But neither do I feel comfortable with our suave habit of falling into the net. Granted, God put it there; it’s biblical to use it; it’s impossible to judge prophecy rightly without considering the unspoken conditions that go with it.
What ever became of the idea that God would simply speak, and the word would come to pass? Do we have to expect that every word God speaks is negotiable? Will He ever speak a word we can count on?
I Corinthians 12:4-6 implies that God will give us both kinds of words:
There are diversities of gifts, but the same Spirit. There are differences of ministries, but the same Lord. And there are diversities of activities, but it is the same God who works all in all.
Sometimes God will give a word like the one Jonah gave Nineveh. It will be conditional, and it may or may not come to pass. But sometimes He will give words that surely happen, even if it looks impossible: they will be like Jesus’ word to Peter that he was to catch a fish and would find a coin in its mouth. We can expect both kinds of prophecy because Paul made it clear that the God who gives prophecy (or any other gift) will give it in a variety of ways.
We’ve been experiencing one kind of word, and it’s biblical. But we’re hungry for another kind of word as well. We want to see someone cross the high-wire without falling into the net.
Jesus doesn’t just speak prophecy – He fulfills it.
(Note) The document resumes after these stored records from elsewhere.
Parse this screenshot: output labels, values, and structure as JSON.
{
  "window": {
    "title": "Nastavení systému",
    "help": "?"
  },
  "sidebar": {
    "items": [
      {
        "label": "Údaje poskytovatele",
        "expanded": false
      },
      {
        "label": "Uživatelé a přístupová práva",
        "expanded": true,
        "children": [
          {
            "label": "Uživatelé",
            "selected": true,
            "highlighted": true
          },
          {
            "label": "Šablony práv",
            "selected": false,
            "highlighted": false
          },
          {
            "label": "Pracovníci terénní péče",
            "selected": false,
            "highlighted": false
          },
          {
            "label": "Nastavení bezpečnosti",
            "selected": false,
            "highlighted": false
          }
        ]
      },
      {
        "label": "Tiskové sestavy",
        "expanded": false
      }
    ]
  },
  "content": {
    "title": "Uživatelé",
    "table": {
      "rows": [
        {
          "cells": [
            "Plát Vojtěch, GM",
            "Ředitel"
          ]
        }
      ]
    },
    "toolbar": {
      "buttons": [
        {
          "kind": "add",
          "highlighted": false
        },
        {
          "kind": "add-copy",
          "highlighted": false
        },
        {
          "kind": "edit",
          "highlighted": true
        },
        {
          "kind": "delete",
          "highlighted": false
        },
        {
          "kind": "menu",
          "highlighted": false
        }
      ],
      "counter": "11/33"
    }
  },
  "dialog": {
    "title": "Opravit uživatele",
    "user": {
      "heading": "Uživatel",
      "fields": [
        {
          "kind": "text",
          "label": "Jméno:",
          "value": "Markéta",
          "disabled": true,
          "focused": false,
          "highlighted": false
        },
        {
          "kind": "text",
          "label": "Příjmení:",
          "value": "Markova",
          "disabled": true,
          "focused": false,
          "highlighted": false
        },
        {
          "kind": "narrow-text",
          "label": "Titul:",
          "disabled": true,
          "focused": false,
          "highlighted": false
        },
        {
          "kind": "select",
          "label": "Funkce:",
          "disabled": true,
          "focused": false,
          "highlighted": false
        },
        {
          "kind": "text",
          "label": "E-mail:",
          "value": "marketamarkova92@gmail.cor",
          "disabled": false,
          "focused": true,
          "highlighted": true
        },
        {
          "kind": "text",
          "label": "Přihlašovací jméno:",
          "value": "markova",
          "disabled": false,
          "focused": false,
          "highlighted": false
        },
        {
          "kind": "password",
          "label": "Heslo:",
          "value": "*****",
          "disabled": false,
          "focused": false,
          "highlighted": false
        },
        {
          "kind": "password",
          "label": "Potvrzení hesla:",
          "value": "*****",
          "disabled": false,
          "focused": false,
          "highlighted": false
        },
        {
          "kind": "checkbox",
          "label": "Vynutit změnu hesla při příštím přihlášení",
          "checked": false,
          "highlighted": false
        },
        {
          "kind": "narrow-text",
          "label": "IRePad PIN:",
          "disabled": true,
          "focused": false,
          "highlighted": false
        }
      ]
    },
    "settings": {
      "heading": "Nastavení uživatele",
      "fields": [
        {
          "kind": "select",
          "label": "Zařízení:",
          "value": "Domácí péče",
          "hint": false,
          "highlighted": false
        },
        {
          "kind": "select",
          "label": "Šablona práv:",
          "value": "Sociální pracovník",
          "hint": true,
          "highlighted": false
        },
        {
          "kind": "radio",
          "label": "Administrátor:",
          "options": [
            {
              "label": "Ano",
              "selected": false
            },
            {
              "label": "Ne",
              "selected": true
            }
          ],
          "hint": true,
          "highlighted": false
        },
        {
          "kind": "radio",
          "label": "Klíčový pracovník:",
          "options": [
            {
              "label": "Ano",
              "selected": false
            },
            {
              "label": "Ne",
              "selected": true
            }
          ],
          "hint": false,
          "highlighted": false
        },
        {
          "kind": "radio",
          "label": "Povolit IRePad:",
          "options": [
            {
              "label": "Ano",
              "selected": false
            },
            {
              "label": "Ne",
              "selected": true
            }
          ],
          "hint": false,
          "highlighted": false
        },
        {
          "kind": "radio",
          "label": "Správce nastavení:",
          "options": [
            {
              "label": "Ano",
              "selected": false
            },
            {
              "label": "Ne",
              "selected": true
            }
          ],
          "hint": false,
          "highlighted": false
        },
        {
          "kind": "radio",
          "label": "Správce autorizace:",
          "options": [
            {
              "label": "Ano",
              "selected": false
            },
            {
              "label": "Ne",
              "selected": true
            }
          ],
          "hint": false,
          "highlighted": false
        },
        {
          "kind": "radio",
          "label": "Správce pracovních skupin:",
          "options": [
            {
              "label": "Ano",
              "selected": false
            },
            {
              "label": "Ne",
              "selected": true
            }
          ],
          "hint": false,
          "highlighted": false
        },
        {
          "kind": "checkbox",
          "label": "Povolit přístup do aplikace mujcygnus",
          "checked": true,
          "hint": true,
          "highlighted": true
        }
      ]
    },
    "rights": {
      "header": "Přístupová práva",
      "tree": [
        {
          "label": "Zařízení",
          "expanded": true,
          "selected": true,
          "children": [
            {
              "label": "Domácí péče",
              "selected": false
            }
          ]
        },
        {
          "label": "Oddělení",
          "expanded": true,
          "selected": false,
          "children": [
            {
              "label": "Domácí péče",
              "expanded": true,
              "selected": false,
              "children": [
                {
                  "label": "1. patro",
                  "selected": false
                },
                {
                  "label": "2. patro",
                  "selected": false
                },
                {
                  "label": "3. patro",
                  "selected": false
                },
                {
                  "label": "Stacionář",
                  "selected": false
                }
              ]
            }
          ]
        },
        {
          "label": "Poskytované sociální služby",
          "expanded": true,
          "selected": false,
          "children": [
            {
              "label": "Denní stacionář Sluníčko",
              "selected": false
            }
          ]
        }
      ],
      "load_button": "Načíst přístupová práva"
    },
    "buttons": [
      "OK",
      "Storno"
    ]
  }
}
“The spirit of prophecy is the testimony of Jesus.” We’ve focused on one aspect of this – that Jesus will speak prophetic words through us. But we may have been overlooking another side of Jesus: He carefully fulfills prophetic words.
We find this in all four gospels, but especially in Matthew. Matthew often said, “This was done to fulfill what is written…” In other words, Jesus didn’t just prophesy; He made prophecies come to pass. He hasn’t changed. He’s still interested in fulfilling prophecy, whether it be the written words of scripture or the living words spoken by believers today.
After He multiplied the loaves and fishes, He went around and gathered the leftovers so they would not go to waste. Today He is gathering the leftover fragments of prophecy that others may have tossed aside. He will not let the word of God return void. He watches over it, to make sure it comes to pass.
I’m taking time for heart searching these days. It can be biblical for prophecy to go unfulfilled if man does not do his part, but I see Jesus wanting to bring the word of God to pass. Are our prophecies the kind of words He wants to fulfill? Are they what God plans to do, or are they wishful thinking?
I’m not interested in criticizing everyone else’s ministry. Satan is the one who accuses the brethren; I don’t want to help him with his work. But I’m asking God to fill my mouth with words that He can be glad to watch over and bring to pass. I’m asking Him to help me make it clear that a word is conditional, if it is; and that people will understand what the conditions are.
But I’m also trusting Him to know whether man will meet the conditions or not, and to take that into account when He speaks. I sense that He would like to demonstrate that it is possible to get from one end of the high-wire to the other without falling into the net.
Are you hungry for something clearer in the prophetic? If so, it’s a God-given hunger, and He wants to satisfy it. “Open your mouth wide, and I will fill it.”